▶ [Brief]: What is the number of lines in the data that contain "forward"? Respond with nothing else.

▶ [Recorded information]:
##############################
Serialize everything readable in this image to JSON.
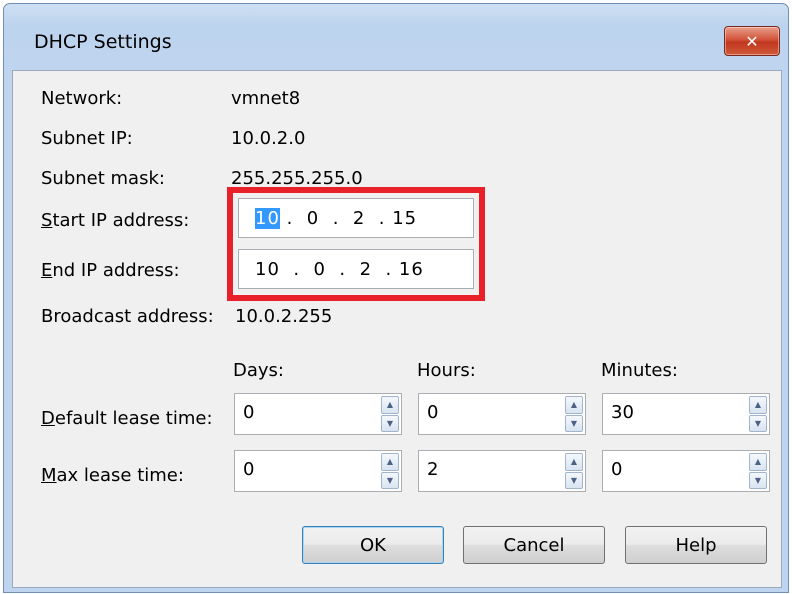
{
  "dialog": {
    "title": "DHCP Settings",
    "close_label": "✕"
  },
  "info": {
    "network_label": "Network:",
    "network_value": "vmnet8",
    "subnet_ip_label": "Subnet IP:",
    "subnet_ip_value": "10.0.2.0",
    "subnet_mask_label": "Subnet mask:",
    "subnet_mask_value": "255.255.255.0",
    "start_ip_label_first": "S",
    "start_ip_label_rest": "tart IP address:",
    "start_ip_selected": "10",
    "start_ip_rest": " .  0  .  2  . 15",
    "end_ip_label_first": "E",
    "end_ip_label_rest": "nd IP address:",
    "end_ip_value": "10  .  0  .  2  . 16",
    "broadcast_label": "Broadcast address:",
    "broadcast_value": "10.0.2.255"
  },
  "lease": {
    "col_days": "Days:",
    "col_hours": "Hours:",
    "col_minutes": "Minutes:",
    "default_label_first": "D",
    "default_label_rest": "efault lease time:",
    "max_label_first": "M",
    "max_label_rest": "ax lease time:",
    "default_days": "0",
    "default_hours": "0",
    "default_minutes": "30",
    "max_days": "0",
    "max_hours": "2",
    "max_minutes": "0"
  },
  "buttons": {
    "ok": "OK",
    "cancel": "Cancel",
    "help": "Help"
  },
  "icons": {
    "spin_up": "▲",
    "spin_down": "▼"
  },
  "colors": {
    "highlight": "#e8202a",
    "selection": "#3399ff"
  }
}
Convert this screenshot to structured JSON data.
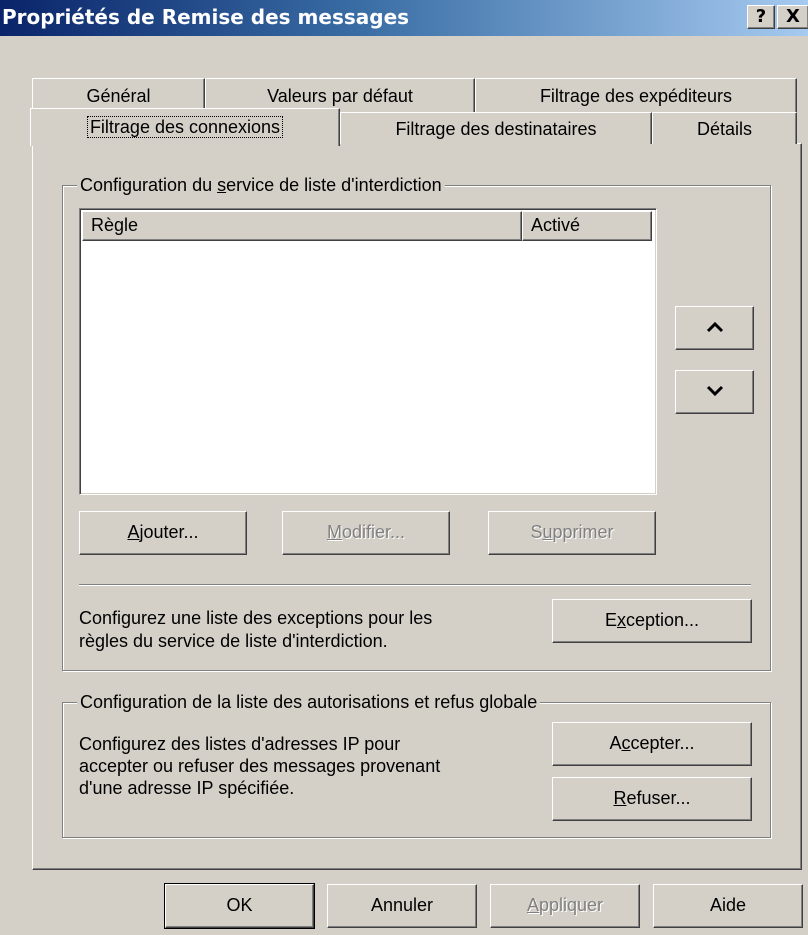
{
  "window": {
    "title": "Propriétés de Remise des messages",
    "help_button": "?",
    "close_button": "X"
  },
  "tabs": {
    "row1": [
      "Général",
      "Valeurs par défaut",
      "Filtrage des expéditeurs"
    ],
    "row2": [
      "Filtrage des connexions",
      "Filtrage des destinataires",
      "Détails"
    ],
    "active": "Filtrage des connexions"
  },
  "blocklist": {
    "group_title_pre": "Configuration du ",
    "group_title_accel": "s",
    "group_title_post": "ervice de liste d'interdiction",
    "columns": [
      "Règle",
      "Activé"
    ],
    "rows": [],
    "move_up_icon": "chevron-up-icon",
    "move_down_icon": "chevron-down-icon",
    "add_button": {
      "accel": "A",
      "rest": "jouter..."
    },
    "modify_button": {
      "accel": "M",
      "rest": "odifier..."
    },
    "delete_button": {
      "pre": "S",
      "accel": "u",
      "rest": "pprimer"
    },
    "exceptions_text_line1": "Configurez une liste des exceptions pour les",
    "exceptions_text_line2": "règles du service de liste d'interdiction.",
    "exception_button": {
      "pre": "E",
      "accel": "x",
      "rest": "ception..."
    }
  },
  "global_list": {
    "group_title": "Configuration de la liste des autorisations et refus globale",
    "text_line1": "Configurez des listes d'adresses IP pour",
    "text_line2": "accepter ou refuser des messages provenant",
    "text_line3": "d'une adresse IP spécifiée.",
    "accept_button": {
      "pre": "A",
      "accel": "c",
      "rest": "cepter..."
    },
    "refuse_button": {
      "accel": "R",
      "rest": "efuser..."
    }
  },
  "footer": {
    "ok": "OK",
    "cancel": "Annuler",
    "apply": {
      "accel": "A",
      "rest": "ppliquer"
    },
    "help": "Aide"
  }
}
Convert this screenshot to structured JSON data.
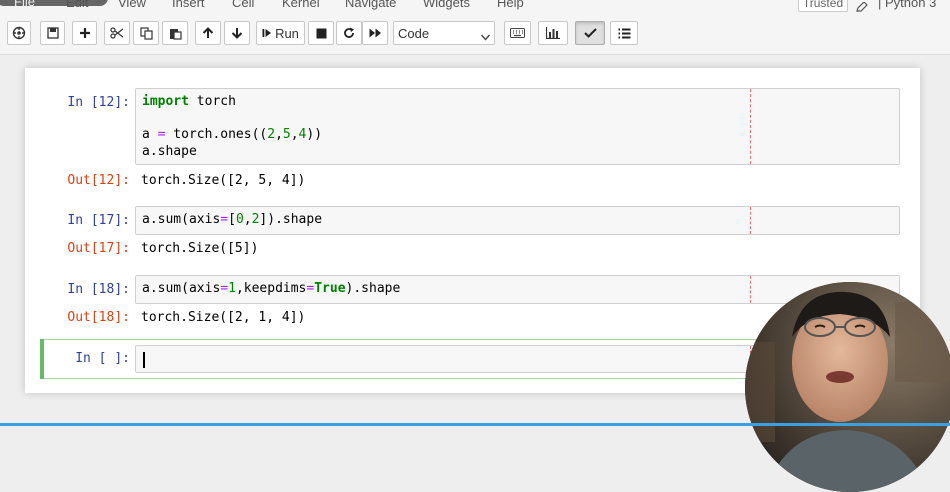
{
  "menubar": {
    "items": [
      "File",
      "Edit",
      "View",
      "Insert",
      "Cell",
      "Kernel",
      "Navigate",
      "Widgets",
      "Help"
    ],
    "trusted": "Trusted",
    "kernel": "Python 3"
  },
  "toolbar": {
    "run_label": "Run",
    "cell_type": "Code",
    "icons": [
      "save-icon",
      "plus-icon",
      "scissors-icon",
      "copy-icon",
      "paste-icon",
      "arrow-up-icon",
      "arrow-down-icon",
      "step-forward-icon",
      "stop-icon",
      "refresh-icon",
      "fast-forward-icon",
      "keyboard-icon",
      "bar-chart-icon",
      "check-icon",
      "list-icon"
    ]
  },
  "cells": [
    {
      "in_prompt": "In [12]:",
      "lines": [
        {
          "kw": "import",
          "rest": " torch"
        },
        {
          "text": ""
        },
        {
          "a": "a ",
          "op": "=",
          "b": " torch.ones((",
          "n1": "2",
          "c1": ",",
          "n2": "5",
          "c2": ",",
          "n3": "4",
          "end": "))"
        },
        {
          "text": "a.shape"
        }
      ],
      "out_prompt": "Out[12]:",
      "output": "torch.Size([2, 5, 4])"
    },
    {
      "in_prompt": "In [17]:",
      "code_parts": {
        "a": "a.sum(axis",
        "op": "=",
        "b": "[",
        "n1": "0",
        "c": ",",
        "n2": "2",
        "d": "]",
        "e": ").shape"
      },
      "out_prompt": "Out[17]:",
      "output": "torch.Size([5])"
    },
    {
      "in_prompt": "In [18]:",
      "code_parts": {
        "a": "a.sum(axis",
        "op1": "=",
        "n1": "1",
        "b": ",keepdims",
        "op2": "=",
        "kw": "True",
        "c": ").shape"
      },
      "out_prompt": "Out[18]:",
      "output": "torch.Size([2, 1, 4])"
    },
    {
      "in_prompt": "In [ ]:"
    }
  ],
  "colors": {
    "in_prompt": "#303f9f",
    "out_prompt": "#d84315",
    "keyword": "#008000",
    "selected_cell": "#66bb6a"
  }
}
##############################
▶ [Task answer]: 2